6 Volkswagen Polo
Number of registrations 4,475
Though attracting less than half the sales of its Ford Fiesta rival last month, with 1,512 registrations the Volkswagen Polo is still one of the UK’s most popular cars, and the second best-selling supermini — ahead even of the Vauxhall Corsa, proving buyers are increasingly wanting to be seen driving upmarket brands.
Like the Golf, its bigger brother, the VW Polo is a great all-rounder, with efficient engines, good ride quality, excellent build quality and arguably the supermini segment’s most impressive interior.
7 Vauxhall Corsa
Number of registrations 4,403
The current Vauxhall Corsa is in the twilight months of its life cycle, with a brand new version (sharing the same underpinnings as the forthcoming Peugeot 208, following Vauxhall’s acquisition by the PSA Group) due to go on sale before the end of the year.
It’s still a decent seller in the UK, but with 2,000 fewer registrations in February than its arch rival, the Ford Fiesta, Vauxhall dealers will no doubt be champing at the bit for the 2019 model to arrive in showrooms.

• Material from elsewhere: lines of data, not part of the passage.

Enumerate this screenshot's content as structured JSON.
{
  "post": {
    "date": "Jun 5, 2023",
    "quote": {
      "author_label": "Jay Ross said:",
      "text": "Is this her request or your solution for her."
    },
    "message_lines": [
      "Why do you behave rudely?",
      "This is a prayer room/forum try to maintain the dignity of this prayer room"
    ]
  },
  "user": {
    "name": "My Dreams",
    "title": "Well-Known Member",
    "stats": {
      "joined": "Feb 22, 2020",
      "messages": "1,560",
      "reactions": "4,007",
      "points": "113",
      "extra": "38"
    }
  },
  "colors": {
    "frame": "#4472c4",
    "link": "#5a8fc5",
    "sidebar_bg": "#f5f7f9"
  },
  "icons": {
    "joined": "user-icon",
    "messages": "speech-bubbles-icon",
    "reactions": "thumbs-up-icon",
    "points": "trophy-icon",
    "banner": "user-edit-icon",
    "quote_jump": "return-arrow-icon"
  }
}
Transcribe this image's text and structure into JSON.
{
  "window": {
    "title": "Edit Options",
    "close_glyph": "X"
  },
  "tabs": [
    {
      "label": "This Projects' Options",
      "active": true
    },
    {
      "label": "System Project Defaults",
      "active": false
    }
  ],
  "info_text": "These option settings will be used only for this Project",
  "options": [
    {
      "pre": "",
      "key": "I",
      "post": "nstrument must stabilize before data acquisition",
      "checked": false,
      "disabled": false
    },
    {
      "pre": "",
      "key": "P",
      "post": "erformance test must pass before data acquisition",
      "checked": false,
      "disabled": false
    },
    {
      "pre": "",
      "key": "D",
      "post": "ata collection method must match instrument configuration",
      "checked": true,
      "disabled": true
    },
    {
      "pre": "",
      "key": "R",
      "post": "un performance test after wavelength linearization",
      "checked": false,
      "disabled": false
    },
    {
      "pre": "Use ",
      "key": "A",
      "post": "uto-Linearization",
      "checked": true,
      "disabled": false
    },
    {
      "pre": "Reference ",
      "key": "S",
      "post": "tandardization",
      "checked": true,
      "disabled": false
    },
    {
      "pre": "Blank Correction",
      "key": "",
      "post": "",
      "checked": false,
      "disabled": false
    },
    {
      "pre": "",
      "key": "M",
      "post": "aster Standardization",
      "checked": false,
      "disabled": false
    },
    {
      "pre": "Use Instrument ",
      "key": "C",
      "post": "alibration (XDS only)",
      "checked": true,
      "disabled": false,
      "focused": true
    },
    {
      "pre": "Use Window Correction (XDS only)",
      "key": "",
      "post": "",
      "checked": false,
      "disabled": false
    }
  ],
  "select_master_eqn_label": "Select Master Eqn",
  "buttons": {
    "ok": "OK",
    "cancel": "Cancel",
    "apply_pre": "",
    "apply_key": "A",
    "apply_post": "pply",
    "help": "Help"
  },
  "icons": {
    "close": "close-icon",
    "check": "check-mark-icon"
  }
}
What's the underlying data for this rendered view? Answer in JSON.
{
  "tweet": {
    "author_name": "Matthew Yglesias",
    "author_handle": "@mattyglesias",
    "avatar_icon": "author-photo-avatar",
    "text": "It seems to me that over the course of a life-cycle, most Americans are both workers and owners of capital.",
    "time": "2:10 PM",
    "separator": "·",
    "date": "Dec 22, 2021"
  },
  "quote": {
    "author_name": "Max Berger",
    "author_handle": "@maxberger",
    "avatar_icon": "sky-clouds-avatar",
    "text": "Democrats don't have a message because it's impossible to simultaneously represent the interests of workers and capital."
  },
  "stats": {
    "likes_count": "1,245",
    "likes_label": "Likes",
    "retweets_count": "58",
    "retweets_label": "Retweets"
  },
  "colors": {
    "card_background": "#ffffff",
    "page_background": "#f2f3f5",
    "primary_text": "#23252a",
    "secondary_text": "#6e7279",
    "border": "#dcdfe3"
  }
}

8 Kia Sportage
Number of registrations 4,259
The Kia Sportage – a rival to the Nissan Qashqai – was the seventh best-seller in January but dropped out of the top 10 last month. Total registrations for 2019 see the Korean brand’s most popular model rank eighth for the year to date, though.
The current Sportage is better than ever, with its mid-life facelift in 2018 adding more efficient engines, an upgraded interior and more safety and convenience tech, such as adaptive cruise control.

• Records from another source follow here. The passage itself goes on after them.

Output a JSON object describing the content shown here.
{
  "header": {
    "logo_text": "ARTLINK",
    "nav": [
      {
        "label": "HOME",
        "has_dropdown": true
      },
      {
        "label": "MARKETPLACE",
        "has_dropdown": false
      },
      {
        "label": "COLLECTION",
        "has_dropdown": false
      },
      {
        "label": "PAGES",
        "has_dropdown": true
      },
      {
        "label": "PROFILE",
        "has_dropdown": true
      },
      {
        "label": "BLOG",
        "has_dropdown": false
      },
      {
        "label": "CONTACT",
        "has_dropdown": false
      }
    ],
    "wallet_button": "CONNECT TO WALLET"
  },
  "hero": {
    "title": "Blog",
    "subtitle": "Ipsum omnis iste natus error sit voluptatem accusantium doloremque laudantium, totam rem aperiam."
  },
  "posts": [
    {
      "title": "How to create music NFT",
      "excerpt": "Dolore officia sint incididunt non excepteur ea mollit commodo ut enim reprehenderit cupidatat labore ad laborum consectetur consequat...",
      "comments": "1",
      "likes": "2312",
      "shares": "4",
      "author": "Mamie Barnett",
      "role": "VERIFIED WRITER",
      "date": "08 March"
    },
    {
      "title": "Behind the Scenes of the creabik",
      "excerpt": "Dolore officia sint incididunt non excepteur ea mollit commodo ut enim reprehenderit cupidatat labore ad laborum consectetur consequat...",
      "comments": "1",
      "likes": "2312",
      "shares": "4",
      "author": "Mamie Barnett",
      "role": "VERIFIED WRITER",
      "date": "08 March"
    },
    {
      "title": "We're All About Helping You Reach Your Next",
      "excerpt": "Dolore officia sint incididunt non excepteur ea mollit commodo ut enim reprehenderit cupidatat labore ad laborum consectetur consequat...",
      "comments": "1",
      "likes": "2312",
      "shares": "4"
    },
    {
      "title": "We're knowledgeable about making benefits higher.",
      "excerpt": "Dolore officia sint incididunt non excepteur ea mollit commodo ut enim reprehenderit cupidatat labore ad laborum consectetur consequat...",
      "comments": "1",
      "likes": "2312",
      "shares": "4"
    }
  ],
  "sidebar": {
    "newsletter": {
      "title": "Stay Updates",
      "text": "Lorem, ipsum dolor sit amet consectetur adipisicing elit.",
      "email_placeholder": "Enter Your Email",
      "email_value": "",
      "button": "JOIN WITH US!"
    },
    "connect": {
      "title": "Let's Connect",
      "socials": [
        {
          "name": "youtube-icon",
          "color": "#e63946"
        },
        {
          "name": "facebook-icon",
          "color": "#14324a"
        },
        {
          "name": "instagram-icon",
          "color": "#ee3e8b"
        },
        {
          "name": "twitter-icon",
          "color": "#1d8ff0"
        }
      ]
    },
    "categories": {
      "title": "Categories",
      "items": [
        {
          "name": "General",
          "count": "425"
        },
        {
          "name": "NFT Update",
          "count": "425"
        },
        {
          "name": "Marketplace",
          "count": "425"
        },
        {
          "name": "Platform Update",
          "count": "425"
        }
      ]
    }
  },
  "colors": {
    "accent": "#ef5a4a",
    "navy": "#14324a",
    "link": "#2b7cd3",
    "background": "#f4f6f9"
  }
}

9 Ford Kuga
Number of registrations 3,654
The Ford Kuga had a cracking February, with 1,402 sales — less than 50 shy of the Qashqai, suggesting it could be a tight battle between those two and the Sportage for king of the mid-size crossovers in 2019.
A mid-life facelift at the start of 2018 brought in a new infotainment system with touchscreen from Titanium trim upwards, it drives well for big car and it’s one of the better-looking SUVs.
10 Mercedes-Benz C-class
Number of registrations 3,593
Saloons might not be as popular as they once were, and although it was outsold by the Ford Ecosport and VW Tiguan in February, the Mercedes C-class had a strong start to the year and remains in the top 10 after two months of registration figures. There’s still life in three-box design yet, it seems — especially when they’re as upmarket inside and out as this.